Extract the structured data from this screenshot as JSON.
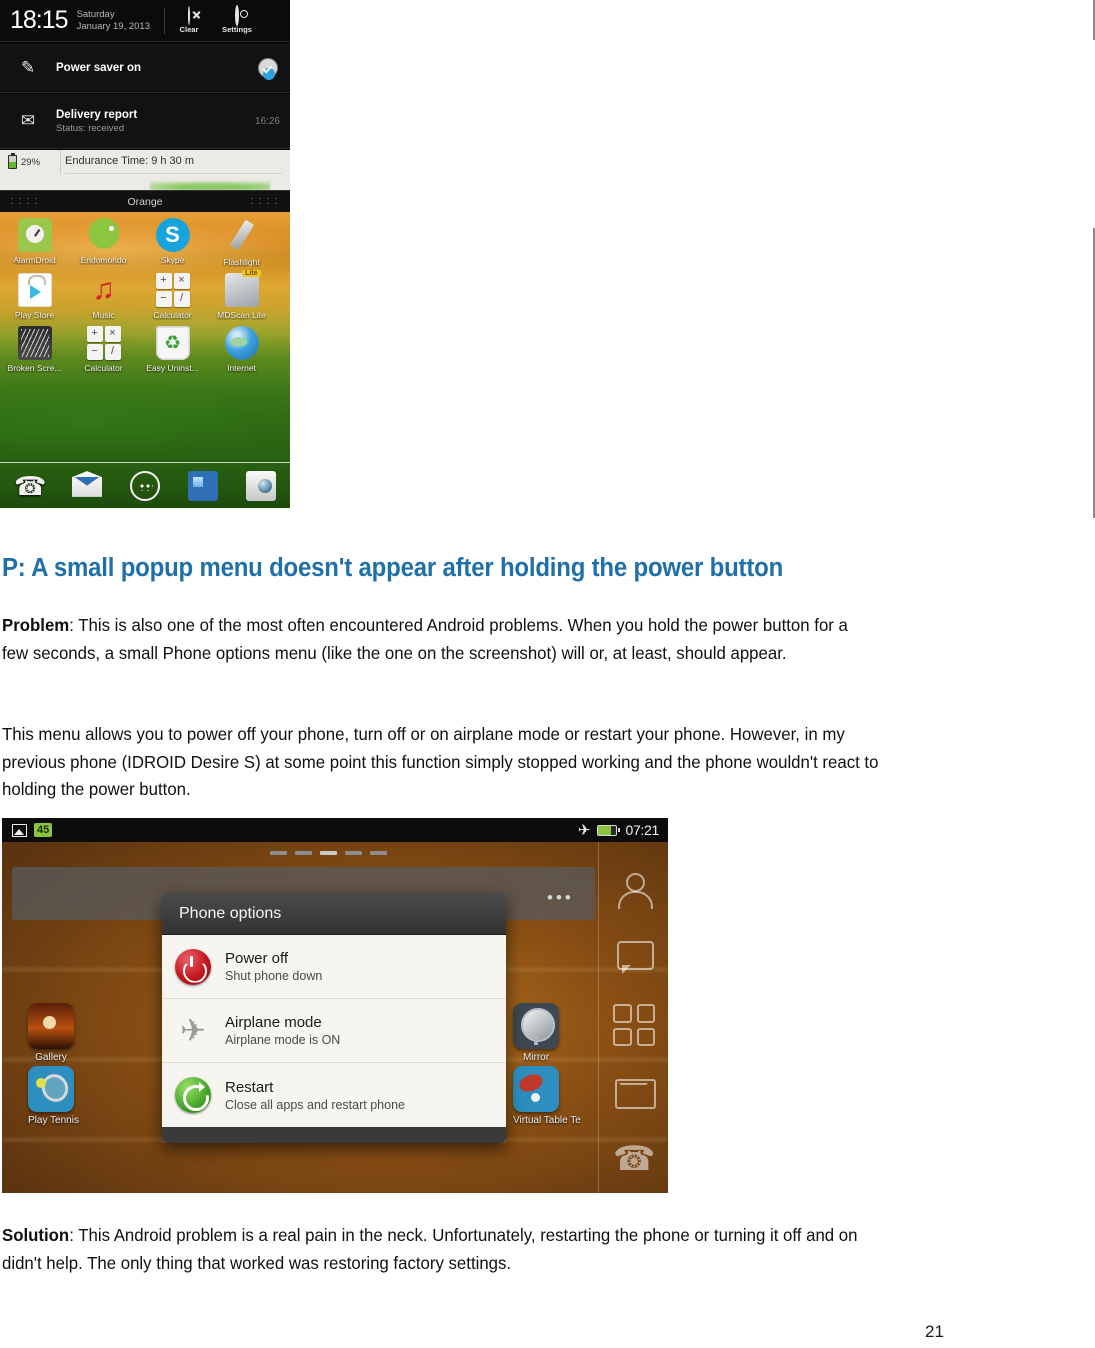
{
  "document": {
    "heading": "P: A small popup menu doesn't appear after holding the power button",
    "problem_label": "Problem",
    "problem_text": ": This is also one of the most often encountered Android problems. When you hold the power button for a few seconds, a small Phone options menu (like the one on the screenshot) will  or, at least, should appear.",
    "menu_paragraph": "This menu allows you to power off your phone, turn off or on airplane mode or restart your phone. However, in my previous phone (IDROID Desire S) at some point this function simply stopped working and the phone wouldn't react to holding the power button.",
    "solution_label": "Solution",
    "solution_text": ": This Android problem is a real pain in the neck. Unfortunately, restarting the phone or turning it off and on didn't help. The only thing that worked was restoring factory settings.",
    "page_number": "21",
    "heading_color": "#1f6fa8"
  },
  "screenshot_notification": {
    "statusbar": {
      "time": "18:15",
      "day": "Saturday",
      "date": "January 19, 2013",
      "clear_label": "Clear",
      "clear_icon": "circle-x-icon",
      "settings_label": "Settings",
      "settings_icon": "gear-icon"
    },
    "notifications": [
      {
        "icon": "power-saver-icon",
        "title": "Power saver on",
        "subtitle": "",
        "time": "",
        "toggle": "checked"
      },
      {
        "icon": "sms-report-icon",
        "title": "Delivery report",
        "subtitle": "Status: received",
        "time": "16:26",
        "toggle": ""
      }
    ],
    "battery_widget": {
      "percent": "29%",
      "endurance": "Endurance Time: 9 h 30 m",
      "battery_icon": "battery-icon"
    },
    "handle": {
      "carrier": "Orange",
      "grip_icon": "grip-dots-icon"
    },
    "home_icons": [
      [
        {
          "label": "AlarmDroid",
          "icon": "alarmdroid-icon"
        },
        {
          "label": "Endomondo",
          "icon": "endomondo-icon"
        },
        {
          "label": "Skype",
          "icon": "skype-icon"
        },
        {
          "label": "Flashlight",
          "icon": "flashlight-icon"
        }
      ],
      [
        {
          "label": "Play Store",
          "icon": "play-store-icon"
        },
        {
          "label": "Music",
          "icon": "music-icon"
        },
        {
          "label": "Calculator",
          "icon": "calculator-icon"
        },
        {
          "label": "MDScan Lite",
          "icon": "mdscan-lite-icon"
        }
      ],
      [
        {
          "label": "Broken Scre...",
          "icon": "broken-screen-icon"
        },
        {
          "label": "Calculator",
          "icon": "calculator-icon"
        },
        {
          "label": "Easy Uninst...",
          "icon": "easy-uninstaller-icon"
        },
        {
          "label": "Internet",
          "icon": "internet-icon"
        }
      ]
    ],
    "calculator_keys": [
      "+",
      "×",
      "−",
      "/"
    ],
    "dock": [
      {
        "icon": "phone-icon"
      },
      {
        "icon": "mail-icon"
      },
      {
        "icon": "app-drawer-icon"
      },
      {
        "icon": "messages-icon"
      },
      {
        "icon": "camera-icon"
      }
    ]
  },
  "screenshot_dialog": {
    "statusbar": {
      "image_icon": "gallery-notification-icon",
      "badge": "45",
      "airplane_icon": "airplane-icon",
      "battery_icon": "battery-icon",
      "time": "07:21"
    },
    "dialog": {
      "title": "Phone options",
      "items": [
        {
          "icon": "power-off-icon",
          "title": "Power off",
          "subtitle": "Shut phone down"
        },
        {
          "icon": "airplane-icon",
          "title": "Airplane mode",
          "subtitle": "Airplane mode is ON"
        },
        {
          "icon": "restart-icon",
          "title": "Restart",
          "subtitle": "Close all apps and restart phone"
        }
      ]
    },
    "home_icons": [
      {
        "label": "Gallery",
        "icon": "gallery-icon"
      },
      {
        "label": "Play Tennis",
        "icon": "play-tennis-icon"
      },
      {
        "label": "Mirror",
        "icon": "mirror-icon"
      },
      {
        "label": "Virtual Table Te",
        "icon": "virtual-table-tennis-icon"
      }
    ],
    "rail_icons": [
      "contact-icon",
      "chat-icon",
      "app-grid-icon",
      "mail-icon",
      "phone-icon"
    ],
    "overflow_icon": "more-dots-icon"
  }
}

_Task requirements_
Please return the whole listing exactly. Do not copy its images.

_Written response_
Extract the structured data from this screenshot as JSON.
{
  "document": {
    "heading": "P: A small popup menu doesn't appear after holding the power button",
    "problem_label": "Problem",
    "problem_text": ": This is also one of the most often encountered Android problems. When you hold the power button for a few seconds, a small Phone options menu (like the one on the screenshot) will  or, at least, should appear.",
    "menu_paragraph": "This menu allows you to power off your phone, turn off or on airplane mode or restart your phone. However, in my previous phone (IDROID Desire S) at some point this function simply stopped working and the phone wouldn't react to holding the power button.",
    "solution_label": "Solution",
    "solution_text": ": This Android problem is a real pain in the neck. Unfortunately, restarting the phone or turning it off and on didn't help. The only thing that worked was restoring factory settings.",
    "page_number": "21",
    "heading_color": "#1f6fa8"
  },
  "screenshot_notification": {
    "statusbar": {
      "time": "18:15",
      "day": "Saturday",
      "date": "January 19, 2013",
      "clear_label": "Clear",
      "clear_icon": "circle-x-icon",
      "settings_label": "Settings",
      "settings_icon": "gear-icon"
    },
    "notifications": [
      {
        "icon": "power-saver-icon",
        "title": "Power saver on",
        "subtitle": "",
        "time": "",
        "toggle": "checked"
      },
      {
        "icon": "sms-report-icon",
        "title": "Delivery report",
        "subtitle": "Status: received",
        "time": "16:26",
        "toggle": ""
      }
    ],
    "battery_widget": {
      "percent": "29%",
      "endurance": "Endurance Time: 9 h 30 m",
      "battery_icon": "battery-icon"
    },
    "handle": {
      "carrier": "Orange",
      "grip_icon": "grip-dots-icon"
    },
    "home_icons": [
      [
        {
          "label": "AlarmDroid",
          "icon": "alarmdroid-icon"
        },
        {
          "label": "Endomondo",
          "icon": "endomondo-icon"
        },
        {
          "label": "Skype",
          "icon": "skype-icon"
        },
        {
          "label": "Flashlight",
          "icon": "flashlight-icon"
        }
      ],
      [
        {
          "label": "Play Store",
          "icon": "play-store-icon"
        },
        {
          "label": "Music",
          "icon": "music-icon"
        },
        {
          "label": "Calculator",
          "icon": "calculator-icon"
        },
        {
          "label": "MDScan Lite",
          "icon": "mdscan-lite-icon"
        }
      ],
      [
        {
          "label": "Broken Scre...",
          "icon": "broken-screen-icon"
        },
        {
          "label": "Calculator",
          "icon": "calculator-icon"
        },
        {
          "label": "Easy Uninst...",
          "icon": "easy-uninstaller-icon"
        },
        {
          "label": "Internet",
          "icon": "internet-icon"
        }
      ]
    ],
    "calculator_keys": [
      "+",
      "×",
      "−",
      "/"
    ],
    "dock": [
      {
        "icon": "phone-icon"
      },
      {
        "icon": "mail-icon"
      },
      {
        "icon": "app-drawer-icon"
      },
      {
        "icon": "messages-icon"
      },
      {
        "icon": "camera-icon"
      }
    ]
  },
  "screenshot_dialog": {
    "statusbar": {
      "image_icon": "gallery-notification-icon",
      "badge": "45",
      "airplane_icon": "airplane-icon",
      "battery_icon": "battery-icon",
      "time": "07:21"
    },
    "dialog": {
      "title": "Phone options",
      "items": [
        {
          "icon": "power-off-icon",
          "title": "Power off",
          "subtitle": "Shut phone down"
        },
        {
          "icon": "airplane-icon",
          "title": "Airplane mode",
          "subtitle": "Airplane mode is ON"
        },
        {
          "icon": "restart-icon",
          "title": "Restart",
          "subtitle": "Close all apps and restart phone"
        }
      ]
    },
    "home_icons": [
      {
        "label": "Gallery",
        "icon": "gallery-icon"
      },
      {
        "label": "Play Tennis",
        "icon": "play-tennis-icon"
      },
      {
        "label": "Mirror",
        "icon": "mirror-icon"
      },
      {
        "label": "Virtual Table Te",
        "icon": "virtual-table-tennis-icon"
      }
    ],
    "rail_icons": [
      "contact-icon",
      "chat-icon",
      "app-grid-icon",
      "mail-icon",
      "phone-icon"
    ],
    "overflow_icon": "more-dots-icon"
  }
}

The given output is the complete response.